Archer followed his outing against the Blue Jays with a two-hit shutout against the Yankees on Saturday, and he needed just 97 pitches to do so.
Thinking about things and taking time for introspection appeals to Archer, who is passionate about learning.
"He says a lot of stuff nobody else really understands," Price said. "... But that's just kind of the way he says things, and he uses bigger words because he reads a lot of books, and we don't all have the vocabulary Arch has."
Archer is currently reading "I Am: The Power of Discovering Who You Really Are" by Howard Falco. He hasn't so much been reading the book as he has been savoring it, taking time to jot notes in the margins as he reads. Archer's explanation is simple: He wants to absorb what he's reading and reflect on the words.
Alas, thinking too much can be a dangerous action for baseball players, since the game they play requires single-mindedness and focus. Random thoughts can serve as a distraction. Catcher Jose Lobaton smiled when asked if Archer overthinks.
"Yeah, he does that sometimes," Lobaton said. "I think some pitchers do that. Sometimes they're just thinking, thinking, thinking. Every time I go to the mound, I say, 'Stop thinking, just feel. What are you feeling in that moment? What is the pitch that you feel in your hand?'"
Archer allowed that trusting his stuff against Major League hitters has made him more aggressive in the strike zone, which has resulted in more strikes and lower pitch counts. Price marveled at how quickly Archer has grasped the strike zone.

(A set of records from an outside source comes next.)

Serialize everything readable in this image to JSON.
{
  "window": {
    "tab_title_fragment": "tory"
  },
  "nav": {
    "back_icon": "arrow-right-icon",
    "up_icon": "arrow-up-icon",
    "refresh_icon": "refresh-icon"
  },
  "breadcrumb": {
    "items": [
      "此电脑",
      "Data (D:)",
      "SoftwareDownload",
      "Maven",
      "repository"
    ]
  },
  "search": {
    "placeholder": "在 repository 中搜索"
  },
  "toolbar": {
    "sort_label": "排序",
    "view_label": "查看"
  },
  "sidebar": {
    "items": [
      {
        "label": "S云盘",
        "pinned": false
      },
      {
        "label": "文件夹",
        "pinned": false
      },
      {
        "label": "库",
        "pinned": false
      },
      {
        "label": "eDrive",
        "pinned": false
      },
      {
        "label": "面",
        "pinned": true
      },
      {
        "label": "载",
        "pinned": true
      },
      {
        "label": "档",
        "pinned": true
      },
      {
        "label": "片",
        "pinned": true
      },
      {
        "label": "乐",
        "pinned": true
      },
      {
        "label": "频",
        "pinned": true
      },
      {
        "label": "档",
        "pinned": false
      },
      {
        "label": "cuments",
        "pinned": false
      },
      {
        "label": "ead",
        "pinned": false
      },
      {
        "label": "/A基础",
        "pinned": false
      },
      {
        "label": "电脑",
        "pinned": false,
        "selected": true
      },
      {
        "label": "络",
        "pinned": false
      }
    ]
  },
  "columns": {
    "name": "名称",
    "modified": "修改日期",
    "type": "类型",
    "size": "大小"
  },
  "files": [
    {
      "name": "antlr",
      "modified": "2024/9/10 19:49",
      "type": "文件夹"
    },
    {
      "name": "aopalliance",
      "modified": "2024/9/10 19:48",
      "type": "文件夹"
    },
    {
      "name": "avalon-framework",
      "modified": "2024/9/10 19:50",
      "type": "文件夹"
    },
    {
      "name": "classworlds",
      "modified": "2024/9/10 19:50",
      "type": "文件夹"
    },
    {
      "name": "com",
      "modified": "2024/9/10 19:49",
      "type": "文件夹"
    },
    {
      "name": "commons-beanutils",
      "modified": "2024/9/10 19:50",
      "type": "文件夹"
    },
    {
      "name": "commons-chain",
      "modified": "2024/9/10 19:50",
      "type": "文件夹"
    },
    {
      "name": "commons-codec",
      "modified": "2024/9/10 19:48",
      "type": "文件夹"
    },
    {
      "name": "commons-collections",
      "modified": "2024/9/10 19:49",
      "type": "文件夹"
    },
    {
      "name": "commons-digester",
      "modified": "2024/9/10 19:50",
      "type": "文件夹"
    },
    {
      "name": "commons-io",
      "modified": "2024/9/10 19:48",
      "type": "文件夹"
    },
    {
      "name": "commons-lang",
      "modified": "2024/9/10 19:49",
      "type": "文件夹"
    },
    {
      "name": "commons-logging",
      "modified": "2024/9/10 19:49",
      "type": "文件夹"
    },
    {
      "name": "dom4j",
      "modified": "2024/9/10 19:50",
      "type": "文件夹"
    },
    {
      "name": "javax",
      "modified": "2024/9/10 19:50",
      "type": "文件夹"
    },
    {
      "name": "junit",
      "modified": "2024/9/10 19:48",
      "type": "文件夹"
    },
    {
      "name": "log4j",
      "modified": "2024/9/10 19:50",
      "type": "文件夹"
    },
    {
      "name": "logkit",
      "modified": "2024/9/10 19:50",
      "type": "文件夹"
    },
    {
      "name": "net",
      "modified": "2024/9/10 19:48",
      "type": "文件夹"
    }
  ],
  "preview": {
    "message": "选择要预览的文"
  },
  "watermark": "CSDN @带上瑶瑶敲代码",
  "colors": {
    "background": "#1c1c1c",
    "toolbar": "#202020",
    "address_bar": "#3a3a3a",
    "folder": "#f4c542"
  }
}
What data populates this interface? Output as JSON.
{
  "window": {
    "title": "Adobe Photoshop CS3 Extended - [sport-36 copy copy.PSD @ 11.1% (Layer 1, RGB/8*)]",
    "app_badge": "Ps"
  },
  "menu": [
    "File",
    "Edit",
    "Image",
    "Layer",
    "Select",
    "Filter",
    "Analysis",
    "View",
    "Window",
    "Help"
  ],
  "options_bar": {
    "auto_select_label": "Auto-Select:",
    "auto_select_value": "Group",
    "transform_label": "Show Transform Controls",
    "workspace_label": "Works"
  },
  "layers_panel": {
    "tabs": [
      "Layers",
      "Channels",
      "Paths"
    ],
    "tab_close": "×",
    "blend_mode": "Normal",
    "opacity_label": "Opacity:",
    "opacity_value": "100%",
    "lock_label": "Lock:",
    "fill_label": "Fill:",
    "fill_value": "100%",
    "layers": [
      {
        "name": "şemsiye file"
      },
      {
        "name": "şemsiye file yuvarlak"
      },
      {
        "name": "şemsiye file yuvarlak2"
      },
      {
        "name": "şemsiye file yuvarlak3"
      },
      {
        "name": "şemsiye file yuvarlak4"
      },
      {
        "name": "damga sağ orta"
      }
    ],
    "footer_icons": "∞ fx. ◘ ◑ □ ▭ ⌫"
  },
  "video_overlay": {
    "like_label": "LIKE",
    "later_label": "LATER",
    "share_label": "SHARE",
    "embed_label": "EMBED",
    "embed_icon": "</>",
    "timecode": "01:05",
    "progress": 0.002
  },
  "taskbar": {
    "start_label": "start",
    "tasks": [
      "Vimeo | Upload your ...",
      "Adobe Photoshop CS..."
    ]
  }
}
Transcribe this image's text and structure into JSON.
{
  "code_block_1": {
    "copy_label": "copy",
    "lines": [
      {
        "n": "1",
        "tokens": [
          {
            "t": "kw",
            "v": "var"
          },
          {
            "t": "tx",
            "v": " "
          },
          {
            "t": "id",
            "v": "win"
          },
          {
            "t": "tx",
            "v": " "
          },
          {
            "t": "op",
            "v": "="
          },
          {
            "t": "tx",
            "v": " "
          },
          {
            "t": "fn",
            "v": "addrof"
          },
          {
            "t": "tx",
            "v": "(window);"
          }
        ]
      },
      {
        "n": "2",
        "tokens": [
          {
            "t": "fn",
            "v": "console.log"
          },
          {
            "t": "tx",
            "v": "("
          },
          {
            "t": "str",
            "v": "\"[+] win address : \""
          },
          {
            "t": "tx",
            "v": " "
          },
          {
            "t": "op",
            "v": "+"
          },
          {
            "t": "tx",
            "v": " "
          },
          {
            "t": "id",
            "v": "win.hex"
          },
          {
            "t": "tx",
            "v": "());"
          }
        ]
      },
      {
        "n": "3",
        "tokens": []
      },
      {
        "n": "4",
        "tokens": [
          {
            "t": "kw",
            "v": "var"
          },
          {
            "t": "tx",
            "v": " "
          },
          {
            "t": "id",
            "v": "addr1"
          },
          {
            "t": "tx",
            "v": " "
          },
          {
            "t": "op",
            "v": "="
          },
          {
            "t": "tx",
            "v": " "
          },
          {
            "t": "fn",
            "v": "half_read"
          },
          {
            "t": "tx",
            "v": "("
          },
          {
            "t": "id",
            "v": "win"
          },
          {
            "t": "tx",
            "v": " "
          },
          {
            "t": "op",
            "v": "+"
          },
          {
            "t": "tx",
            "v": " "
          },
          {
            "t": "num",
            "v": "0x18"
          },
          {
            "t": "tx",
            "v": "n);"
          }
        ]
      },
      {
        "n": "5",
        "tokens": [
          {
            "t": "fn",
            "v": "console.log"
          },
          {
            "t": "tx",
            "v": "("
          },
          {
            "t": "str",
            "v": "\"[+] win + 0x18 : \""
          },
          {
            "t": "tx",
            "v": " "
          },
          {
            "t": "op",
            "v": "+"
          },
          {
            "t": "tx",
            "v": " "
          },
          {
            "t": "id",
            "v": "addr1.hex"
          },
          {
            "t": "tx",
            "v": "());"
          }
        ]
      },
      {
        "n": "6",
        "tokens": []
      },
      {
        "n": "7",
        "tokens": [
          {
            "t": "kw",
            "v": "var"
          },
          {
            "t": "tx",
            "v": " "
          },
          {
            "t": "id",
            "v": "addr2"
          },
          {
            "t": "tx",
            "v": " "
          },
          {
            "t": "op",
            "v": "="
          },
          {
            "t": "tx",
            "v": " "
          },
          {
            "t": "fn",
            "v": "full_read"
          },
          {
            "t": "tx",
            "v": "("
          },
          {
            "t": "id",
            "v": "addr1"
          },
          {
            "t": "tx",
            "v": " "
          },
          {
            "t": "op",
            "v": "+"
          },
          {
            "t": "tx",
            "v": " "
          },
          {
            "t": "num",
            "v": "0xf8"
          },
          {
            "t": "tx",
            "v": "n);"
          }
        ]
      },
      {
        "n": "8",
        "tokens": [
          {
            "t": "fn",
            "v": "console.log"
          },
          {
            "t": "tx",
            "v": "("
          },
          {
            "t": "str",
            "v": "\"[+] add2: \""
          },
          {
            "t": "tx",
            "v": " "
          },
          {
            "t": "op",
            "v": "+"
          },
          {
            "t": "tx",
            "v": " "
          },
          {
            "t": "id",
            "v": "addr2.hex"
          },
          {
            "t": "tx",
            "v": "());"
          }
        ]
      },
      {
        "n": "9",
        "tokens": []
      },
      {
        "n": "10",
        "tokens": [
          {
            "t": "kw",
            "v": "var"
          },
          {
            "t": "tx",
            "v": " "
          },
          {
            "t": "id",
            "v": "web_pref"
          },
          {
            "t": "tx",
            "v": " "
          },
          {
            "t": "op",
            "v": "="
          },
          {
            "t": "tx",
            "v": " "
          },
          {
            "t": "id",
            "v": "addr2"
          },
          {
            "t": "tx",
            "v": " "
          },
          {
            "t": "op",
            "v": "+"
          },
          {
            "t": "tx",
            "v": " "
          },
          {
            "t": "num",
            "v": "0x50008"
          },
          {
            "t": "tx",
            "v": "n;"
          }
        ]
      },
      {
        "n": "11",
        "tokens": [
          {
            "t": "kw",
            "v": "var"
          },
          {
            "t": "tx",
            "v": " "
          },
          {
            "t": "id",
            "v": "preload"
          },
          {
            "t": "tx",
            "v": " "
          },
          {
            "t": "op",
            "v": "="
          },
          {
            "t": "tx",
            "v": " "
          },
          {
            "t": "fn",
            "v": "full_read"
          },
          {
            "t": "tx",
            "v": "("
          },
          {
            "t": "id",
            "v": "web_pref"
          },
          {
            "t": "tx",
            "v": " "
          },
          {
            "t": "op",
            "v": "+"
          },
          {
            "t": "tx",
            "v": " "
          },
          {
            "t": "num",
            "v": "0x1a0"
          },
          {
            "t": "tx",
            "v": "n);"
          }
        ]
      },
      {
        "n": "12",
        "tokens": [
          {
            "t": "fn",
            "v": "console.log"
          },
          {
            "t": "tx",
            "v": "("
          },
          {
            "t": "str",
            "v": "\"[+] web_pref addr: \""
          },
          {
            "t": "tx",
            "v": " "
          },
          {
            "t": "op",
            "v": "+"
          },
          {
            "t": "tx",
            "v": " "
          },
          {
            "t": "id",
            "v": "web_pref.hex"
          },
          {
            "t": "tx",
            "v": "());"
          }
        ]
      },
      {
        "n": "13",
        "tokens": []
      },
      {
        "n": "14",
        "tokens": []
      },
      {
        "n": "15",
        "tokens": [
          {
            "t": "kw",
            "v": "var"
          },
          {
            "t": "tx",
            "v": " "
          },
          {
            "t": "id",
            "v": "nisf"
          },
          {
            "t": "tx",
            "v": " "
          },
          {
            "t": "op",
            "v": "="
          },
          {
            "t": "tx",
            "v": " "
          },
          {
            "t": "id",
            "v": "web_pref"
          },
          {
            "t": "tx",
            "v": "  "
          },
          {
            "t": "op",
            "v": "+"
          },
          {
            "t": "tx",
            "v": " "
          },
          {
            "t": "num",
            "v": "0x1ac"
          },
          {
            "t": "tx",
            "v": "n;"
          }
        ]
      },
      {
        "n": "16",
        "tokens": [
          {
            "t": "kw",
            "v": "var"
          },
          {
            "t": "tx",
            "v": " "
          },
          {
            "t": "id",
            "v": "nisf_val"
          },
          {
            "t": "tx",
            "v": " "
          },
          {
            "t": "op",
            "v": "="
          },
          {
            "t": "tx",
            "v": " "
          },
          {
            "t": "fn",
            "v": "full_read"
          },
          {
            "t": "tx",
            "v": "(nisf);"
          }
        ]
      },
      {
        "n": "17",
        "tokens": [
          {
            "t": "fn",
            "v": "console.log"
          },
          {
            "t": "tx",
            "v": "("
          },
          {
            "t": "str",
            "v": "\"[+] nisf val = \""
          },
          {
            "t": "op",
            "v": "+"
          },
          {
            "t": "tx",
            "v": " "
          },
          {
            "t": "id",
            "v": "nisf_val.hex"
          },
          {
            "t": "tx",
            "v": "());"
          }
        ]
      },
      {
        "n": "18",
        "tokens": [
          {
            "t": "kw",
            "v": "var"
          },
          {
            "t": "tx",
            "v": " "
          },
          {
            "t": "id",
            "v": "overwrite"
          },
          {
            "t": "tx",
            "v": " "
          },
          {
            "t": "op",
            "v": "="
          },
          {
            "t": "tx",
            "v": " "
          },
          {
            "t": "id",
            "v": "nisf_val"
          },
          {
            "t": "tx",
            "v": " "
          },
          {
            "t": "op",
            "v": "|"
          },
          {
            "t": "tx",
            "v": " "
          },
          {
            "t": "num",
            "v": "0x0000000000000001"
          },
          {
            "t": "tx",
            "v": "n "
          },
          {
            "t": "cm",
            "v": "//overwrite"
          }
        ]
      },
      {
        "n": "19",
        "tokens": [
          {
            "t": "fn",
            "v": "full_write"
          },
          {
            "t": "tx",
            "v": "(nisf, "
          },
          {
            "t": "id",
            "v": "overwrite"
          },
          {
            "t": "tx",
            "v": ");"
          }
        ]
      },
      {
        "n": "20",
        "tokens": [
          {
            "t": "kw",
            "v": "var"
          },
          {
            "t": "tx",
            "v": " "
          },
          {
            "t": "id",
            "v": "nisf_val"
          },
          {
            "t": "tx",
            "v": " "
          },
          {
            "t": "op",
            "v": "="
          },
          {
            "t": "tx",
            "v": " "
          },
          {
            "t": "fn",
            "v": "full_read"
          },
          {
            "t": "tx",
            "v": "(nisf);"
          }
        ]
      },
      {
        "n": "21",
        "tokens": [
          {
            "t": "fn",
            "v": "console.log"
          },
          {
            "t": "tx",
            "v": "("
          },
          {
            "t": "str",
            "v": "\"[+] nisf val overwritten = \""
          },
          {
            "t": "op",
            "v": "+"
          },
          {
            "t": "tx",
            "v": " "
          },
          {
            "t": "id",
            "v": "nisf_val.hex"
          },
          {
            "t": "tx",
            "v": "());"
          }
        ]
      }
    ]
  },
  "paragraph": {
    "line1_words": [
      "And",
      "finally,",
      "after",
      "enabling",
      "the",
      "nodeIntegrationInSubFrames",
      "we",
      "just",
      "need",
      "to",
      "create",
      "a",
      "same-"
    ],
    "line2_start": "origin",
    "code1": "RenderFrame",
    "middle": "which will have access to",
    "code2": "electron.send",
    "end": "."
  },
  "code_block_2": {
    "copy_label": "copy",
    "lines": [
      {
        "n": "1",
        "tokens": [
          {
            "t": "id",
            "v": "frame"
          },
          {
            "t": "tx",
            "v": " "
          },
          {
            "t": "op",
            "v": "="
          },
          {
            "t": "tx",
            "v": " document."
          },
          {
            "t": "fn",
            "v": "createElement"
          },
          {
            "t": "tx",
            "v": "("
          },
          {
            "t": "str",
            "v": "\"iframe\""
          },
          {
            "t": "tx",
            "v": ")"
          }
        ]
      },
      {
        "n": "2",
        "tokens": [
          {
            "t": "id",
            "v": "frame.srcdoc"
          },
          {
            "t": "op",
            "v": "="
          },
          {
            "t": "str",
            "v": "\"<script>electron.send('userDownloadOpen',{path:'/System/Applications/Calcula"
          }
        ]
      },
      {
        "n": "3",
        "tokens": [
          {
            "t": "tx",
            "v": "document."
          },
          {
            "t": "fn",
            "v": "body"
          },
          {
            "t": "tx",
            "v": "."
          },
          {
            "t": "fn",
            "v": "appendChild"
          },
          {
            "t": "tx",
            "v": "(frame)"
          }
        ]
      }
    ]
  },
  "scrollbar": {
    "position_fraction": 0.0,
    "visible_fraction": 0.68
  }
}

"It is [crazy]," Price said. "It's just his work ethic and his determination and his mindset. That's what baseball is -- it's all mental. ... I feel like the mental side of baseball allows you to be able to execute pitches -- and that's what baseball is, it's all about executing pitches. When you have that right mentality, you believe you're going to execute that pitch, no matter how hard you throw or how nasty your stuff is. If you have the right mindset and the positive outlook before you throw that pitch, it allows you to be able to execute it."
Thus, Archer's journey toward finding the exalted land where he's resided in July also includes some interesting methods of preparation, such as meditation.
"I just close my eyes and go through all the hitters," Archer said. "Not really specifically the hitters. I do a third-person point of view, so I see myself executing a pitch. And I also see myself from a first-person point of view, where I'm actually inside my own body doing it and feeling it. So I see myself do it, then I actually do it.
"Because I read this book, and I found this to be true -- the more repetitions you get with your mind, the better off you're going to be, because your mind is sending the same message to your muscles as if you're actually doing it. So if I make 10 throws off the mound the day before, but I do 50 more throws in my head, I'm really doing 60 throws. It might not be true, but I found that it works for me, so I'm sticking to it."
Archer got a lesson in humility during his first year in the Rays' organization in 2011. Despite being named the 2010 Cubs Minor League Pitcher of the Year, he had a repeat stint at the Double-A level in 2011. That situation put Archer in a negative place. He's since realized that wasn't a place where he wanted to be.
"I'd gotten above my skies and had to be knocked down," Archer said. "And I think that's what this journey's all about. Not just baseball, but life. So if I can learn patience through baseball and apply it to life, that's awesome. If I can learn humility through baseball and apply it to life, that's really what's most important to me. Everything happens for a reason. I feel like I was traded over here, obviously to win ballgames and help the team win, but to learn patience and humility for something I'm going to need to use it for in the future."
Price can be counted among the many enjoying Archer's success.
"There's not a better dude," Price said. "To see him have success is cool, because he's worked his tail off ever since he's been in pro ball, and this is when he's getting the results he's wanted to get at the big league level. It's good to see that."